Entries from a dataset of interfaces:
BEGIN

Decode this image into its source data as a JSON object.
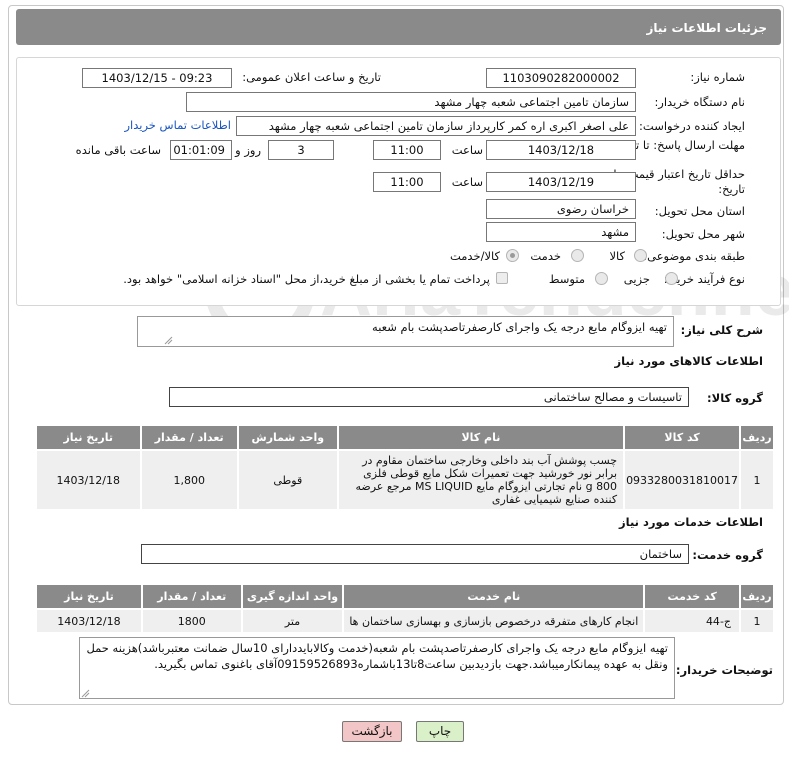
{
  "header": {
    "title": "جزئیات اطلاعات نیاز"
  },
  "form": {
    "need_number_label": "شماره نیاز:",
    "need_number": "1103090282000002",
    "announce_label": "تاریخ و ساعت اعلان عمومی:",
    "announce_value": "1403/12/15 - 09:23",
    "buyer_org_label": "نام دستگاه خریدار:",
    "buyer_org": "سازمان تامین اجتماعی شعبه چهار مشهد",
    "requester_label": "ایجاد کننده درخواست:",
    "requester": "علی اصغر اکبری اره کمر کارپرداز سازمان تامین اجتماعی شعبه چهار مشهد",
    "contact_link": "اطلاعات تماس خریدار",
    "reply_deadline_label": "مهلت ارسال پاسخ: تا تاریخ:",
    "reply_date": "1403/12/18",
    "time_label": "ساعت",
    "reply_time": "11:00",
    "days_value": "3",
    "days_label": "روز و",
    "remaining_time": "01:01:09",
    "remaining_label": "ساعت باقی مانده",
    "price_validity_label": "حداقل تاریخ اعتبار قیمت: تا تاریخ:",
    "price_date": "1403/12/19",
    "price_time": "11:00",
    "province_label": "استان محل تحویل:",
    "province": "خراسان رضوی",
    "city_label": "شهر محل تحویل:",
    "city": "مشهد",
    "category_label": "طبقه بندی موضوعی:",
    "category_options": [
      "کالا",
      "خدمت",
      "کالا/خدمت"
    ],
    "process_label": "نوع فرآیند خرید :",
    "process_options": [
      "جزیی",
      "متوسط"
    ],
    "payment_note": "پرداخت تمام یا بخشی از مبلغ خرید،از محل \"اسناد خزانه اسلامی\" خواهد بود."
  },
  "summary": {
    "label": "شرح کلی نیاز:",
    "value": "تهیه ایزوگام مایع درجه یک واجرای کارصفرتاصدپشت بام شعبه"
  },
  "goods": {
    "section_title": "اطلاعات کالاهای مورد نیاز",
    "group_label": "گروه کالا:",
    "group_value": "تاسیسات و مصالح ساختمانی",
    "columns": [
      "ردیف",
      "کد کالا",
      "نام کالا",
      "واحد شمارش",
      "تعداد / مقدار",
      "تاریخ نیاز"
    ],
    "rows": [
      {
        "row": "1",
        "code": "0933280031810017",
        "name": "چسب پوشش آب بند داخلی وخارجی ساختمان مقاوم در برابر نور خورشید جهت تعمیرات شکل مایع قوطی فلزی 800 g نام تجارتی ایزوگام مایع MS LIQUID مرجع عرضه کننده صنایع شیمیایی غفاری",
        "unit": "قوطی",
        "qty": "1,800",
        "date": "1403/12/18"
      }
    ]
  },
  "services": {
    "section_title": "اطلاعات خدمات مورد نیاز",
    "group_label": "گروه خدمت:",
    "group_value": "ساختمان",
    "columns": [
      "ردیف",
      "کد خدمت",
      "نام خدمت",
      "واحد اندازه گیری",
      "تعداد / مقدار",
      "تاریخ نیاز"
    ],
    "rows": [
      {
        "row": "1",
        "code": "ج-44",
        "name": "انجام کارهای متفرقه درخصوص بازسازی و بهسازی ساختمان ها",
        "unit": "متر",
        "qty": "1800",
        "date": "1403/12/18"
      }
    ]
  },
  "buyer_notes": {
    "label": "توضیحات خریدار:",
    "value": "تهیه ایزوگام مایع درجه یک واجرای کارصفرتاصدپشت بام شعبه(خدمت وکالابایددارای 10سال ضمانت معتبرباشد)هزینه حمل ونقل به عهده پیمانکارمیباشد.جهت بازدیدبین ساعت8تا13باشماره09159526893آقای باغنوی تماس بگیرید."
  },
  "buttons": {
    "print": "چاپ",
    "back": "بازگشت"
  },
  "watermark": {
    "text": "AriaTender.neT"
  },
  "colors": {
    "header_bg": "#8a8a8a",
    "link": "#1a55c0",
    "back_button": "#f2c6c6",
    "print_button": "#d9f0c8"
  }
}
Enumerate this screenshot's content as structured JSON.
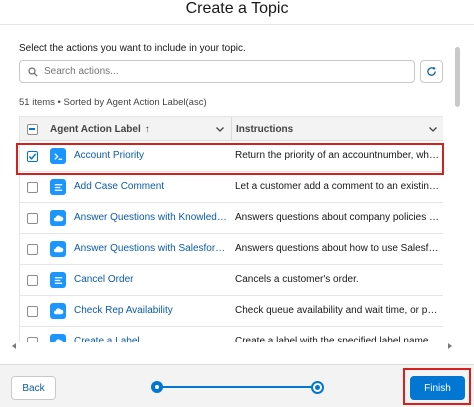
{
  "modal": {
    "title": "Create a Topic",
    "instructions": "Select the actions you want to include in your topic."
  },
  "search": {
    "placeholder": "Search actions...",
    "value": ""
  },
  "list_meta": "51 items • Sorted by Agent Action Label(asc)",
  "table": {
    "columns": [
      {
        "label": "Agent Action Label",
        "sort_indicator": "↑"
      },
      {
        "label": "Instructions"
      }
    ],
    "rows": [
      {
        "label": "Account Priority",
        "instructions": "Return the priority of an accountnumber, whe...",
        "checked": true,
        "icon": "terminal-icon"
      },
      {
        "label": "Add Case Comment",
        "instructions": "Let a customer add a comment to an existing...",
        "checked": false,
        "icon": "flow-icon"
      },
      {
        "label": "Answer Questions with Knowledge",
        "instructions": "Answers questions about company policies a...",
        "checked": false,
        "icon": "cloud-icon"
      },
      {
        "label": "Answer Questions with Salesforce...",
        "instructions": "Answers questions about how to use Salesfor...",
        "checked": false,
        "icon": "cloud-icon"
      },
      {
        "label": "Cancel Order",
        "instructions": "Cancels a customer's order.",
        "checked": false,
        "icon": "flow-icon"
      },
      {
        "label": "Check Rep Availability",
        "instructions": "Check queue availability and wait time, or provi...",
        "checked": false,
        "icon": "cloud-icon"
      },
      {
        "label": "Create a Label",
        "instructions": "Create a label with the specified label name.",
        "checked": false,
        "icon": "cloud-icon"
      }
    ]
  },
  "footer": {
    "back_label": "Back",
    "finish_label": "Finish",
    "current_step": 2,
    "total_steps": 2
  },
  "colors": {
    "brand": "#0176d3",
    "link": "#0b5cab",
    "highlight": "#d61f1f"
  }
}
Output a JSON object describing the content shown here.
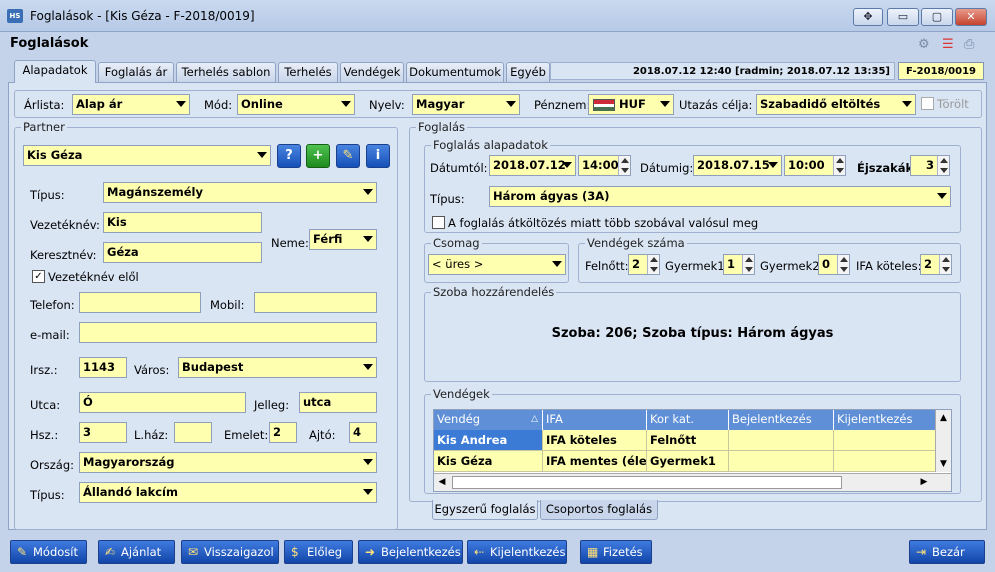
{
  "window": {
    "title": "Foglalások - [Kis Géza - F-2018/0019]",
    "app_icon": "HS",
    "min": "▭",
    "max": "▢",
    "close": "✕",
    "move": "✥"
  },
  "form_title": "Foglalások",
  "tabs": [
    "Alapadatok",
    "Foglalás ár",
    "Terhelés sablon",
    "Terhelés",
    "Vendégek",
    "Dokumentumok",
    "Egyéb"
  ],
  "datetime_info": "2018.07.12 12:40 [radmin; 2018.07.12 13:35]",
  "booking_code": "F-2018/0019",
  "top": {
    "arlista_label": "Árlista:",
    "arlista": "Alap ár",
    "mod_label": "Mód:",
    "mod": "Online",
    "nyelv_label": "Nyelv:",
    "nyelv": "Magyar",
    "penznem_label": "Pénznem:",
    "penznem": "HUF",
    "utazas_label": "Utazás célja:",
    "utazas": "Szabadidő eltöltés",
    "torolt": "Törölt"
  },
  "partner": {
    "title": "Partner",
    "name": "Kis Géza",
    "tipus_label": "Típus:",
    "tipus": "Magánszemély",
    "vezeteknev_label": "Vezetéknév:",
    "vezeteknev": "Kis",
    "keresztnev_label": "Keresztnév:",
    "keresztnev": "Géza",
    "neme_label": "Neme:",
    "neme": "Férfi",
    "vezeteknev_elol": "Vezetéknév elől",
    "telefon_label": "Telefon:",
    "telefon": "",
    "mobil_label": "Mobil:",
    "mobil": "",
    "email_label": "e-mail:",
    "email": "",
    "irsz_label": "Irsz.:",
    "irsz": "1143",
    "varos_label": "Város:",
    "varos": "Budapest",
    "utca_label": "Utca:",
    "utca": "Ó",
    "jelleg_label": "Jelleg:",
    "jelleg": "utca",
    "hsz_label": "Hsz.:",
    "hsz": "3",
    "lhaz_label": "L.ház:",
    "lhaz": "",
    "emelet_label": "Emelet:",
    "emelet": "2",
    "ajto_label": "Ajtó:",
    "ajto": "4",
    "orszag_label": "Ország:",
    "orszag": "Magyarország",
    "tipus2_label": "Típus:",
    "tipus2": "Állandó lakcím"
  },
  "foglalas": {
    "title": "Foglalás",
    "alap_title": "Foglalás alapadatok",
    "datumtol_label": "Dátumtól:",
    "datumtol": "2018.07.12",
    "ido1": "14:00",
    "datumig_label": "Dátumig:",
    "datumig": "2018.07.15",
    "ido2": "10:00",
    "ejszakak_label": "Éjszakák:",
    "ejszakak": "3",
    "tipus_label": "Típus:",
    "tipus": "Három ágyas (3A)",
    "atkoltozes": "A foglalás átköltözés miatt több szobával valósul meg",
    "csomag_title": "Csomag",
    "csomag": "< üres >",
    "vendegek_szama_title": "Vendégek száma",
    "felnott_label": "Felnőtt:",
    "felnott": "2",
    "gyermek1_label": "Gyermek1:",
    "gyermek1": "1",
    "gyermek2_label": "Gyermek2:",
    "gyermek2": "0",
    "ifa_label": "IFA köteles:",
    "ifa": "2",
    "szoba_title": "Szoba hozzárendelés",
    "szoba_text": "Szoba: 206; Szoba típus: Három ágyas",
    "vendegek_title": "Vendégek"
  },
  "grid": {
    "headers": [
      "Vendég",
      "IFA",
      "Kor kat.",
      "Bejelentkezés",
      "Kijelentkezés"
    ],
    "rows": [
      [
        "Kis Andrea",
        "IFA köteles",
        "Felnőtt",
        "",
        ""
      ],
      [
        "Kis Géza",
        "IFA mentes (életkor)",
        "Gyermek1",
        "",
        ""
      ]
    ]
  },
  "subtabs": [
    "Egyszerű foglalás",
    "Csoportos foglalás"
  ],
  "buttons": {
    "modosit": "Módosít",
    "ajanlat": "Ajánlat",
    "visszaigazol": "Visszaigazol",
    "eloleg": "Előleg",
    "bejelentkezes": "Bejelentkezés",
    "kijelentkezes": "Kijelentkezés",
    "fizetes": "Fizetés",
    "bezar": "Bezár"
  }
}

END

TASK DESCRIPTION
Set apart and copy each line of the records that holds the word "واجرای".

OUTPUT FOR THIS EXERCISE
    "value": "تهیه ایزوگام مایع درجه یک واجرای کارصفرتاصدپشت بام شعبه"
    "value": "تهیه ایزوگام مایع درجه یک واجرای کارصفرتاصدپشت بام شعبه(خدمت وکالابایددارای 10سال ضمانت معتبرباشد)هزینه حمل ونقل به عهده پیمانکارمیباشد.جهت بازدیدبین ساعت8تا13باشماره09159526893آقای باغنوی تماس بگیرید."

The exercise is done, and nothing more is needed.